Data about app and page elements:
___
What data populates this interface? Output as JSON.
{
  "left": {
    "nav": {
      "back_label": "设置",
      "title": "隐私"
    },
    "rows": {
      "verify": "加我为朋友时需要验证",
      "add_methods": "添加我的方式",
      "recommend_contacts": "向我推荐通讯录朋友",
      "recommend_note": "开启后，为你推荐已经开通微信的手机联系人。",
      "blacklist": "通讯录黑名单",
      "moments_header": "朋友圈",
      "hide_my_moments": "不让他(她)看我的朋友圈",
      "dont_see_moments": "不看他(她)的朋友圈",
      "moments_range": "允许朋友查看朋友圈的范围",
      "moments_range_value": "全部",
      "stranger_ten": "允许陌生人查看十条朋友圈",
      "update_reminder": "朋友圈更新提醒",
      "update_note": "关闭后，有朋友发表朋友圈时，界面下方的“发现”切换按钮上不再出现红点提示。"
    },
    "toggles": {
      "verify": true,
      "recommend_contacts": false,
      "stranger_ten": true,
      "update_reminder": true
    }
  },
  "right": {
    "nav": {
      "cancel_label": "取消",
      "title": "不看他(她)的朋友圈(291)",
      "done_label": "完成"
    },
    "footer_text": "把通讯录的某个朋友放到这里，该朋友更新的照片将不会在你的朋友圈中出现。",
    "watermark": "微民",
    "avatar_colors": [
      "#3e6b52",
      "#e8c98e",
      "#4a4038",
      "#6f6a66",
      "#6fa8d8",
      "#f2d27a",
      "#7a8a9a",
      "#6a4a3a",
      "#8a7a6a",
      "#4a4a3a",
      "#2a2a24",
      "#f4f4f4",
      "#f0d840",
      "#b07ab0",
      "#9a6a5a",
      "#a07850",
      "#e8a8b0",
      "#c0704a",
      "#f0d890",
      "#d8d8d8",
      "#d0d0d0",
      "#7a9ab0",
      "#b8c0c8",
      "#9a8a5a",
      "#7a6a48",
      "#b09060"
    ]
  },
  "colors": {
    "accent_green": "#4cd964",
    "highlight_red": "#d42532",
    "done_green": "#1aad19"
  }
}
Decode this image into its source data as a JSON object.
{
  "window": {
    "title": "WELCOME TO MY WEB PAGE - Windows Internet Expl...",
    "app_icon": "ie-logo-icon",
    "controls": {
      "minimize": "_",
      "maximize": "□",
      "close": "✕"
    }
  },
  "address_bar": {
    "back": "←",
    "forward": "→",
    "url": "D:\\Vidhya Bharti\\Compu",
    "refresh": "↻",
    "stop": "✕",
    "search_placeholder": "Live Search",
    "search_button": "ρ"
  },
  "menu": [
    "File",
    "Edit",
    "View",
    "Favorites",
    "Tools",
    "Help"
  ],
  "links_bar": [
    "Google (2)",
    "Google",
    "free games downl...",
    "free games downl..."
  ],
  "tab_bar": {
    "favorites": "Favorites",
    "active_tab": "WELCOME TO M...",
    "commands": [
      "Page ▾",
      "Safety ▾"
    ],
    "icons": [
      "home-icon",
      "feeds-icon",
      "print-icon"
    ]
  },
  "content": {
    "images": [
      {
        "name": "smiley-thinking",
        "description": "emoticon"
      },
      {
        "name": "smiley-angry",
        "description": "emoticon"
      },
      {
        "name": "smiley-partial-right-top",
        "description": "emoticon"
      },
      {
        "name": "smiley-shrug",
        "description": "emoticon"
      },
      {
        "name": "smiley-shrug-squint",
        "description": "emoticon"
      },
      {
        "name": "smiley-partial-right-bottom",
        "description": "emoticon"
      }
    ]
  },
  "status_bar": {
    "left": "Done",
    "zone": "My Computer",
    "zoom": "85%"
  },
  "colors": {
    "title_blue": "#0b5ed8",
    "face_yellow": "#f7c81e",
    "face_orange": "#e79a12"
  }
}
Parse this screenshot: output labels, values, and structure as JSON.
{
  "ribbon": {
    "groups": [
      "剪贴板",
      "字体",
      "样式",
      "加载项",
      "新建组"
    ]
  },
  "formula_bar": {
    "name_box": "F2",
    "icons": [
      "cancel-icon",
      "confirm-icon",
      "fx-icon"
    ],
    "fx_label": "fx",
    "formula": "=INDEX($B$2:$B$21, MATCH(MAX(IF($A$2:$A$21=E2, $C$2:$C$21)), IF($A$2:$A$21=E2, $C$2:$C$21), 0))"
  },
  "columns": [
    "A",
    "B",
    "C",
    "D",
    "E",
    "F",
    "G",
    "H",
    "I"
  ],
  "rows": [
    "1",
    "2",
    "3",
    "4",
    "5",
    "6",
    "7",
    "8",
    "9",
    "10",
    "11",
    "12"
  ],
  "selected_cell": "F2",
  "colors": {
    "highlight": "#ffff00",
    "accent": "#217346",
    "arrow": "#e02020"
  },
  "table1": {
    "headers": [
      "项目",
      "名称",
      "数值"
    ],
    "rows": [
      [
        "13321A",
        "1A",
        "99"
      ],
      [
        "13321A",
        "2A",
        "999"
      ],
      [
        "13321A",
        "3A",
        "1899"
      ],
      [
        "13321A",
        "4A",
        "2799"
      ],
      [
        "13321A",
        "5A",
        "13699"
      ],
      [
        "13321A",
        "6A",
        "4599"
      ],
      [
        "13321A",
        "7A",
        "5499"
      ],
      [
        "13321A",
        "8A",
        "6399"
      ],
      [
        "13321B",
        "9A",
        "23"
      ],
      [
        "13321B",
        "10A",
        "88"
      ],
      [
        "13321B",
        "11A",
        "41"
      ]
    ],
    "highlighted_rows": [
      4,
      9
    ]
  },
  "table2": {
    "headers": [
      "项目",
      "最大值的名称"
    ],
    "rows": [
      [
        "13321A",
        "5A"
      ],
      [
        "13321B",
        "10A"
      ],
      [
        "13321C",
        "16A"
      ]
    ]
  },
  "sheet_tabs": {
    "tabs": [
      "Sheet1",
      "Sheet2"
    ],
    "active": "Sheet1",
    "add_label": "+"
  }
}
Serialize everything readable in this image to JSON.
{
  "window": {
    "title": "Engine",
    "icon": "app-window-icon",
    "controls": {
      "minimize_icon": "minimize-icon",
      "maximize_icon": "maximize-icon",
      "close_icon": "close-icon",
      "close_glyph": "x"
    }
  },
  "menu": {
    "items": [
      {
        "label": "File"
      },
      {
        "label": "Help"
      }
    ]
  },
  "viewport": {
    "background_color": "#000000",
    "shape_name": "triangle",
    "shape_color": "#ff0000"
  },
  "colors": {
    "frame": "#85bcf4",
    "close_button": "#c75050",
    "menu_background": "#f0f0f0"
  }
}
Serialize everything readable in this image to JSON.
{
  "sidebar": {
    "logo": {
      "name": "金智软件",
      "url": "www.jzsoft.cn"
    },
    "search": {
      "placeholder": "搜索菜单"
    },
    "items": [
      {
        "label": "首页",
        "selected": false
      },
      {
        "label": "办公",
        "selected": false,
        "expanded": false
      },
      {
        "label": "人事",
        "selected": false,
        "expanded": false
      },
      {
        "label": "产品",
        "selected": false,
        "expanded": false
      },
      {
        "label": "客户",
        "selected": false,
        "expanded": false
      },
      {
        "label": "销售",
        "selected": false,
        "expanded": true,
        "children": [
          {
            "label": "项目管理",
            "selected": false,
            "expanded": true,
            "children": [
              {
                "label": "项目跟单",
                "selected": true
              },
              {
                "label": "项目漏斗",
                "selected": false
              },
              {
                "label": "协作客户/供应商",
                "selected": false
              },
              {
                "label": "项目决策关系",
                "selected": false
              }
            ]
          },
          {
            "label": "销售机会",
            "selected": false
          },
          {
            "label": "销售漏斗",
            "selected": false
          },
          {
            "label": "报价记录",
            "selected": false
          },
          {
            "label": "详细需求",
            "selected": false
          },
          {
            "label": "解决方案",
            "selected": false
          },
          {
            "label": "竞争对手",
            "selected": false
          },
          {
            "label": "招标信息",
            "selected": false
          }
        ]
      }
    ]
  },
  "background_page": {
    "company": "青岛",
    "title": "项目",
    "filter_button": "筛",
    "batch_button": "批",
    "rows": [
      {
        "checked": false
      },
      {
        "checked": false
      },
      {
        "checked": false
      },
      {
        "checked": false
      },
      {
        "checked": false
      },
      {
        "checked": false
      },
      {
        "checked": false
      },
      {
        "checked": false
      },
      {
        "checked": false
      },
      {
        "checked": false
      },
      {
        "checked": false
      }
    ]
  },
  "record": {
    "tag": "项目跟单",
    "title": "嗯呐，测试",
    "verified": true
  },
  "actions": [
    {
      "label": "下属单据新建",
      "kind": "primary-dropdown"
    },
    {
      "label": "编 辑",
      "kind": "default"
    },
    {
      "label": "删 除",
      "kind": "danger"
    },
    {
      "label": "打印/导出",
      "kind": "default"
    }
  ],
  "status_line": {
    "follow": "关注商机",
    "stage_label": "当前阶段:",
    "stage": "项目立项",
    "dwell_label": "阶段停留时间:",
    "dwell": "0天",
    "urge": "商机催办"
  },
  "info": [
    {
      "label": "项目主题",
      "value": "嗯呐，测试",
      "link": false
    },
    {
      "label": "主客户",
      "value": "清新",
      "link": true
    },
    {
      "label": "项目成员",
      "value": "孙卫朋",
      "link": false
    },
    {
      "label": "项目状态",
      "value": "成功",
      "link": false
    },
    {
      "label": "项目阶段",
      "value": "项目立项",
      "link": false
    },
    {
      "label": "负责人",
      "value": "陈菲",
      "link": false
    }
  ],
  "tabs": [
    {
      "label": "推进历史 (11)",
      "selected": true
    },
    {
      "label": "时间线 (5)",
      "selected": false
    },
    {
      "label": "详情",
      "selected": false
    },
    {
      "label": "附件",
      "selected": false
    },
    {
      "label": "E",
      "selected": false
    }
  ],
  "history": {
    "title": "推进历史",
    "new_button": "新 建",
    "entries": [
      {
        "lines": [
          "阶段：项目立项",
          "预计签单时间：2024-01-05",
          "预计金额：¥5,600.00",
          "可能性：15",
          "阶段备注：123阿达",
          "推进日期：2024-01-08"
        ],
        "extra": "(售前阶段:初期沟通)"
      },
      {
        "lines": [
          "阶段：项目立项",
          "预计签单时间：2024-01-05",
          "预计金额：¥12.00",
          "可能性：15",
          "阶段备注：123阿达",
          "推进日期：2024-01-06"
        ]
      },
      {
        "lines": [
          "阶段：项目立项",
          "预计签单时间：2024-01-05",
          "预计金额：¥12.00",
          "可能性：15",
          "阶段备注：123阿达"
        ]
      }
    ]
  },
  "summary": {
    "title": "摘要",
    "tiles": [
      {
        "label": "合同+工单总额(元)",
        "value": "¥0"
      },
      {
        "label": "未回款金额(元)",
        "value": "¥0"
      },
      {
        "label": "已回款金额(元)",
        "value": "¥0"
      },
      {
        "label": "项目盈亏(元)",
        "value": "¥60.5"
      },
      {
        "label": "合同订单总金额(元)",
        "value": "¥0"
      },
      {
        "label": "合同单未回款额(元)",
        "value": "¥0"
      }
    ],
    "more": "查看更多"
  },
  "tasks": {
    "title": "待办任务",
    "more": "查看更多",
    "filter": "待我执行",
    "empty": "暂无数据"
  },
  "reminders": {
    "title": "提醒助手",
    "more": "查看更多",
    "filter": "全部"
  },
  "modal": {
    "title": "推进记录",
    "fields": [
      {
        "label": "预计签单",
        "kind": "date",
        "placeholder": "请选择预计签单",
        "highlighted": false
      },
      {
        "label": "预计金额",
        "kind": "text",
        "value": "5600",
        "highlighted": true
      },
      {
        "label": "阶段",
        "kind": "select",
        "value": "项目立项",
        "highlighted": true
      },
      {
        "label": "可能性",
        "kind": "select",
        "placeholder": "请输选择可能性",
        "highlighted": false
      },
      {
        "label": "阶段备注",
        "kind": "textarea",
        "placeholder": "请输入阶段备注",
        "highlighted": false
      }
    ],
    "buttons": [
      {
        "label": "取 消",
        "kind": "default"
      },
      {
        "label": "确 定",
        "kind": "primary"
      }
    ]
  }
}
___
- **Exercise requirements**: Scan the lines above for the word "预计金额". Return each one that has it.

- **Your response**:
          "预计金额：¥5,600.00",
          "预计金额：¥12.00",
          "预计金额：¥12.00",
        "label": "预计金额",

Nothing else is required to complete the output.